What you will do.
Within the lines below, find those that hold the string "formula" and copy each one.

Records for this exercise.
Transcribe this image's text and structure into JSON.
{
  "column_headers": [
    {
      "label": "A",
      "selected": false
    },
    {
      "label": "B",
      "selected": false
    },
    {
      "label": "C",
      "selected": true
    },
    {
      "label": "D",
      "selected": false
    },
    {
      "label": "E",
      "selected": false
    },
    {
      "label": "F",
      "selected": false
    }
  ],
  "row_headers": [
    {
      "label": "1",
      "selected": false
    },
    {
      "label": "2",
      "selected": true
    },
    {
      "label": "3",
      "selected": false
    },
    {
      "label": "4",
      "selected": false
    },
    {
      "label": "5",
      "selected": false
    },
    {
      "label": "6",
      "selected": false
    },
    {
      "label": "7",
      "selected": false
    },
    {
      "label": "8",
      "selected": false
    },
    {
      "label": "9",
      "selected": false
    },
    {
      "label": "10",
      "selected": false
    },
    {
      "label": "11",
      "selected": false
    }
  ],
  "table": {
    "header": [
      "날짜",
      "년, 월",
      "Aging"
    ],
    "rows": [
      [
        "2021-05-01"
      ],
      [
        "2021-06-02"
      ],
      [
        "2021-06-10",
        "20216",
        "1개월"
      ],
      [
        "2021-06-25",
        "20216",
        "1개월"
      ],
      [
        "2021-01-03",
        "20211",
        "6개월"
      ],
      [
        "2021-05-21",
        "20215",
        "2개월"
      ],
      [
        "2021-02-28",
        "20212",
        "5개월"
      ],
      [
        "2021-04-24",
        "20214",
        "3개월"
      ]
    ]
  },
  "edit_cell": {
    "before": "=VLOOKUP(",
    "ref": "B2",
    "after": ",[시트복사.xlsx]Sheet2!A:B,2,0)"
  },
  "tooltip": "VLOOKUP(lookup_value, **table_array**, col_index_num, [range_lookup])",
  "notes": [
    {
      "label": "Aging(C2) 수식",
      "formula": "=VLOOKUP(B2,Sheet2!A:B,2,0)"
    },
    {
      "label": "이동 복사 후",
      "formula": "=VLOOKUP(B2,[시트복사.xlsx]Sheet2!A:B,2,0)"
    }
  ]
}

Reply.
      "formula": "=VLOOKUP(B2,Sheet2!A:B,2,0)"
      "formula": "=VLOOKUP(B2,[시트복사.xlsx]Sheet2!A:B,2,0)"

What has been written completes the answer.